Data about app and page elements
+ + + +
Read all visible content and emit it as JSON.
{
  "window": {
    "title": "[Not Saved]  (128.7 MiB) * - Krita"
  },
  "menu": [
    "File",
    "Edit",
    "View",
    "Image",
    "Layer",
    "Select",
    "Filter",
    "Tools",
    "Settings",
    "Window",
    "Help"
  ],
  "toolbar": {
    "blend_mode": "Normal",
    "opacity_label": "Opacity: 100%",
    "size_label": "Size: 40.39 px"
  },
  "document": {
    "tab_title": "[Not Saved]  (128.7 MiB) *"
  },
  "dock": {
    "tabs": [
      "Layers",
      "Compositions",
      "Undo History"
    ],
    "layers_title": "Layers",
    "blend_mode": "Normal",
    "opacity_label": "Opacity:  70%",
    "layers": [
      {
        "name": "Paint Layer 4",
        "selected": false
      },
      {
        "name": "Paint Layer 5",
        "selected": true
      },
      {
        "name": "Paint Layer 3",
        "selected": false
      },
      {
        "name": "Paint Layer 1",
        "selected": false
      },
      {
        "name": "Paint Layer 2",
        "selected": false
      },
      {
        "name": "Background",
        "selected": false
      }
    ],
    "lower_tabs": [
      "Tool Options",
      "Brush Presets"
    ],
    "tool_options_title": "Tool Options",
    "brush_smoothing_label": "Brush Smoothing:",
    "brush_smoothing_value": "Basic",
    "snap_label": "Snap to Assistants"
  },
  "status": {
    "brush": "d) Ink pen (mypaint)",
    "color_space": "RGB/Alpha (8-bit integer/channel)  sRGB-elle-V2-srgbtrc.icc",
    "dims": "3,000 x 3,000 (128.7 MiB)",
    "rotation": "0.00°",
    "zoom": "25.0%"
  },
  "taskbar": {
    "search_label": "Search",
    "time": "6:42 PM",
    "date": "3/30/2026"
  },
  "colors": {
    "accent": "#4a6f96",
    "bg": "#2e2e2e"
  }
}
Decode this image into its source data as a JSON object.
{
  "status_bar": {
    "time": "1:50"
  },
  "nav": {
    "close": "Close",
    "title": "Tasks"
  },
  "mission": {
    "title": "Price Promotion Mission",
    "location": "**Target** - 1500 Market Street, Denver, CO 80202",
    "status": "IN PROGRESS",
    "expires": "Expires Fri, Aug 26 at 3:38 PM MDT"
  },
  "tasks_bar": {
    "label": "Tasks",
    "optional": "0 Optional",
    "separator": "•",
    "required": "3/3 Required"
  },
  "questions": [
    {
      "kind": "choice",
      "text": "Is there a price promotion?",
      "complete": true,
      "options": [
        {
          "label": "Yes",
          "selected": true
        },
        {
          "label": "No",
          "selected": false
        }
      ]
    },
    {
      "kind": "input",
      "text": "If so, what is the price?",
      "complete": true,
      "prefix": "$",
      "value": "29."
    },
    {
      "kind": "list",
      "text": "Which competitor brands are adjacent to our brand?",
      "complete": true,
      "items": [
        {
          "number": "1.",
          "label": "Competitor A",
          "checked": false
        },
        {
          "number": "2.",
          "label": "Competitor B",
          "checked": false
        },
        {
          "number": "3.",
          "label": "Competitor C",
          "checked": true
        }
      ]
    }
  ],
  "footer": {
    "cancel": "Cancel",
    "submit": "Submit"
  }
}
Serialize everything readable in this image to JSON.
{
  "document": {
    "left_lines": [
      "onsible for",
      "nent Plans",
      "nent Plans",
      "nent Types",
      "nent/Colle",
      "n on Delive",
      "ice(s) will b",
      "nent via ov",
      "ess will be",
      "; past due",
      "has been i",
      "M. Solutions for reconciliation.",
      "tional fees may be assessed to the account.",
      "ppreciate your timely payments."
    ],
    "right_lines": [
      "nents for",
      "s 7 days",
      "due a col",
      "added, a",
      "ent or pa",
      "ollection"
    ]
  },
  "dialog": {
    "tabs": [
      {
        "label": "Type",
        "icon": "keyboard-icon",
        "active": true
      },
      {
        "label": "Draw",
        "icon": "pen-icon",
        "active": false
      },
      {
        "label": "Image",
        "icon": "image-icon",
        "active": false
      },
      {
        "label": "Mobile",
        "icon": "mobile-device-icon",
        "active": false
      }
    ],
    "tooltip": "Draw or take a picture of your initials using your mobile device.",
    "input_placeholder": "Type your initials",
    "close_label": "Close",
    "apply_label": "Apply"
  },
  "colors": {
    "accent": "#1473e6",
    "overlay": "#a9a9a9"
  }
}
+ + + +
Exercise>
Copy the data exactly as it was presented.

Answer to this problem>
Read all visible content and emit it as JSON.
{
  "window": {
    "title": "[Not Saved]  (128.7 MiB) * - Krita"
  },
  "menu": [
    "File",
    "Edit",
    "View",
    "Image",
    "Layer",
    "Select",
    "Filter",
    "Tools",
    "Settings",
    "Window",
    "Help"
  ],
  "toolbar": {
    "blend_mode": "Normal",
    "opacity_label": "Opacity: 100%",
    "size_label": "Size: 40.39 px"
  },
  "document": {
    "tab_title": "[Not Saved]  (128.7 MiB) *"
  },
  "dock": {
    "tabs": [
      "Layers",
      "Compositions",
      "Undo History"
    ],
    "layers_title": "Layers",
    "blend_mode": "Normal",
    "opacity_label": "Opacity:  70%",
    "layers": [
      {
        "name": "Paint Layer 4",
        "selected": false
      },
      {
        "name": "Paint Layer 5",
        "selected": true
      },
      {
        "name": "Paint Layer 3",
        "selected": false
      },
      {
        "name": "Paint Layer 1",
        "selected": false
      },
      {
        "name": "Paint Layer 2",
        "selected": false
      },
      {
        "name": "Background",
        "selected": false
      }
    ],
    "lower_tabs": [
      "Tool Options",
      "Brush Presets"
    ],
    "tool_options_title": "Tool Options",
    "brush_smoothing_label": "Brush Smoothing:",
    "brush_smoothing_value": "Basic",
    "snap_label": "Snap to Assistants"
  },
  "status": {
    "brush": "d) Ink pen (mypaint)",
    "color_space": "RGB/Alpha (8-bit integer/channel)  sRGB-elle-V2-srgbtrc.icc",
    "dims": "3,000 x 3,000 (128.7 MiB)",
    "rotation": "0.00°",
    "zoom": "25.0%"
  },
  "taskbar": {
    "search_label": "Search",
    "time": "6:42 PM",
    "date": "3/30/2026"
  },
  "colors": {
    "accent": "#4a6f96",
    "bg": "#2e2e2e"
  }
}
Decode this image into its source data as a JSON object.
{
  "status_bar": {
    "time": "1:50"
  },
  "nav": {
    "close": "Close",
    "title": "Tasks"
  },
  "mission": {
    "title": "Price Promotion Mission",
    "location": "**Target** - 1500 Market Street, Denver, CO 80202",
    "status": "IN PROGRESS",
    "expires": "Expires Fri, Aug 26 at 3:38 PM MDT"
  },
  "tasks_bar": {
    "label": "Tasks",
    "optional": "0 Optional",
    "separator": "•",
    "required": "3/3 Required"
  },
  "questions": [
    {
      "kind": "choice",
      "text": "Is there a price promotion?",
      "complete": true,
      "options": [
        {
          "label": "Yes",
          "selected": true
        },
        {
          "label": "No",
          "selected": false
        }
      ]
    },
    {
      "kind": "input",
      "text": "If so, what is the price?",
      "complete": true,
      "prefix": "$",
      "value": "29."
    },
    {
      "kind": "list",
      "text": "Which competitor brands are adjacent to our brand?",
      "complete": true,
      "items": [
        {
          "number": "1.",
          "label": "Competitor A",
          "checked": false
        },
        {
          "number": "2.",
          "label": "Competitor B",
          "checked": false
        },
        {
          "number": "3.",
          "label": "Competitor C",
          "checked": true
        }
      ]
    }
  ],
  "footer": {
    "cancel": "Cancel",
    "submit": "Submit"
  }
}
Serialize everything readable in this image to JSON.
{
  "document": {
    "left_lines": [
      "onsible for",
      "nent Plans",
      "nent Plans",
      "nent Types",
      "nent/Colle",
      "n on Delive",
      "ice(s) will b",
      "nent via ov",
      "ess will be",
      "; past due",
      "has been i",
      "M. Solutions for reconciliation.",
      "tional fees may be assessed to the account.",
      "ppreciate your timely payments."
    ],
    "right_lines": [
      "nents for",
      "s 7 days",
      "due a col",
      "added, a",
      "ent or pa",
      "ollection"
    ]
  },
  "dialog": {
    "tabs": [
      {
        "label": "Type",
        "icon": "keyboard-icon",
        "active": true
      },
      {
        "label": "Draw",
        "icon": "pen-icon",
        "active": false
      },
      {
        "label": "Image",
        "icon": "image-icon",
        "active": false
      },
      {
        "label": "Mobile",
        "icon": "mobile-device-icon",
        "active": false
      }
    ],
    "tooltip": "Draw or take a picture of your initials using your mobile device.",
    "input_placeholder": "Type your initials",
    "close_label": "Close",
    "apply_label": "Apply"
  },
  "colors": {
    "accent": "#1473e6",
    "overlay": "#a9a9a9"
  }
}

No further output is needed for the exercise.